**Exercise objective:**
Each line that contains the word "Iliff" is to be copied from the records below.

Dataset rows describing interfaces:
--- START ---

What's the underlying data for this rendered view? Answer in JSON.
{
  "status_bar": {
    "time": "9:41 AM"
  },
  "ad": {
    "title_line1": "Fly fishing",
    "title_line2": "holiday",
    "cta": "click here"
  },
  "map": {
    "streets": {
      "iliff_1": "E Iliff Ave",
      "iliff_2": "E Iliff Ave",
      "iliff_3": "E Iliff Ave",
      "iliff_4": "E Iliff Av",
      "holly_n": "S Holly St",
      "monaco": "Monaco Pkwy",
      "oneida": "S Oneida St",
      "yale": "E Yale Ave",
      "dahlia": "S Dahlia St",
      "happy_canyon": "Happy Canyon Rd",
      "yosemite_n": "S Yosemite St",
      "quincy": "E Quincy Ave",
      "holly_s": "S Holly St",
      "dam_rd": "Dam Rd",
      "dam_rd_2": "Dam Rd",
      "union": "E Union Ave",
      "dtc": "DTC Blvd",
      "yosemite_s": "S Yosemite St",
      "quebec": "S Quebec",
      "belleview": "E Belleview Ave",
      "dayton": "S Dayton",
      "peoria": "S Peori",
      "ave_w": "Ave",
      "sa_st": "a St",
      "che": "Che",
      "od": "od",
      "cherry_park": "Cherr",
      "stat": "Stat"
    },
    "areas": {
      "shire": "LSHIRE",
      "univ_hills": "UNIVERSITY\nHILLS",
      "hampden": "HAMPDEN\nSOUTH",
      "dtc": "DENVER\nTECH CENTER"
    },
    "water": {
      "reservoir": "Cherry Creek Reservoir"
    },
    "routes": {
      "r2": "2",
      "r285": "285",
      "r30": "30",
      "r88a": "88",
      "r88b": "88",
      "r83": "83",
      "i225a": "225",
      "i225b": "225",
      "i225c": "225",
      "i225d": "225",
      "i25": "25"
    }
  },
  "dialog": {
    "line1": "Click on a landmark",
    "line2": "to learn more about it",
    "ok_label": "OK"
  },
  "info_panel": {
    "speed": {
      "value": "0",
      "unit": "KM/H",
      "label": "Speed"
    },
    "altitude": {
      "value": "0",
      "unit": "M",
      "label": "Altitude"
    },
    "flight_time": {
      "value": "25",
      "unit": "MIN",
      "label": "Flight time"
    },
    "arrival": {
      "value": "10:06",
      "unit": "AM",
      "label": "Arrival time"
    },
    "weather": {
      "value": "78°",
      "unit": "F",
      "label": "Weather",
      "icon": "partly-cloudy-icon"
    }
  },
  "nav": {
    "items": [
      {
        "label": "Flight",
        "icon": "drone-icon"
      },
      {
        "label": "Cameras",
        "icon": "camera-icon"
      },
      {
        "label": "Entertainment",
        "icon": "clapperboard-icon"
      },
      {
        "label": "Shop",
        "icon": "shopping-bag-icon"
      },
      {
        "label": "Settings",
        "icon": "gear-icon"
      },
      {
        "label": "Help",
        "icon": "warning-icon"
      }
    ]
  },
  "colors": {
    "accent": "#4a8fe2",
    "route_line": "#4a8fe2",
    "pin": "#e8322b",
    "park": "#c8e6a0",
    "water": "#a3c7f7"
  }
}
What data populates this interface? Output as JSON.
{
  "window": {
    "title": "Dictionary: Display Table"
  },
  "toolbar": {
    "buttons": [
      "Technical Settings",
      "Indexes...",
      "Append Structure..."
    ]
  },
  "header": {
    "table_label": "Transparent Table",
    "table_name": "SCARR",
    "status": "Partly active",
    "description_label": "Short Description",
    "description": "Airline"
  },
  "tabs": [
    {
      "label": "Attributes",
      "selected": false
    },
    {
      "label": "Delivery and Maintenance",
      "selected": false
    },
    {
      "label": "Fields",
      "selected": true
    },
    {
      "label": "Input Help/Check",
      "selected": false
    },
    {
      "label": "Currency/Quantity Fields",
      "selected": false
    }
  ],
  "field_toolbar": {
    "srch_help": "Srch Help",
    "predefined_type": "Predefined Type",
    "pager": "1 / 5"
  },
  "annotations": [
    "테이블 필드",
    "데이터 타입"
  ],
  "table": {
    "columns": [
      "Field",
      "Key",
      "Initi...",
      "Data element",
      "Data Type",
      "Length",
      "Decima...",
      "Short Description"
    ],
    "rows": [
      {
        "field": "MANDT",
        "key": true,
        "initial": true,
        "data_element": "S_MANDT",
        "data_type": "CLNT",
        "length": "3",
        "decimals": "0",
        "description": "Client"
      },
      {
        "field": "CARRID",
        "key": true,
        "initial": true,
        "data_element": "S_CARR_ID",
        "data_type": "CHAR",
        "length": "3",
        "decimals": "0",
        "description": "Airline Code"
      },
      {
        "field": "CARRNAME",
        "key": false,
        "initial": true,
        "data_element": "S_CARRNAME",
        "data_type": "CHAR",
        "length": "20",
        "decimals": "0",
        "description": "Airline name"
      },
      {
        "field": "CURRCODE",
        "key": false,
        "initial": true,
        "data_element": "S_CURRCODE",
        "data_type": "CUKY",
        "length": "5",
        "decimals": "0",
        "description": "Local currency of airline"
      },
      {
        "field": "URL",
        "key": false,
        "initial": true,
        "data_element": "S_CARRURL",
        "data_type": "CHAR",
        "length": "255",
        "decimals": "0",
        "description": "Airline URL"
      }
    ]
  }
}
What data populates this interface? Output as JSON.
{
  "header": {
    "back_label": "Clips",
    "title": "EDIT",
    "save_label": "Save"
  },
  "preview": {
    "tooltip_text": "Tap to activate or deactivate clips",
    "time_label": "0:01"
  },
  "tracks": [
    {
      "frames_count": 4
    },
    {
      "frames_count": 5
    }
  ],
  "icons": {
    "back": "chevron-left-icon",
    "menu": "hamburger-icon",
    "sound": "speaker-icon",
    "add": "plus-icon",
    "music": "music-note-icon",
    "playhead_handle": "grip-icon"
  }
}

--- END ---

**Completed exercise:**
      "iliff_1": "E Iliff Ave",
      "iliff_2": "E Iliff Ave",
      "iliff_3": "E Iliff Ave",
      "iliff_4": "E Iliff Av",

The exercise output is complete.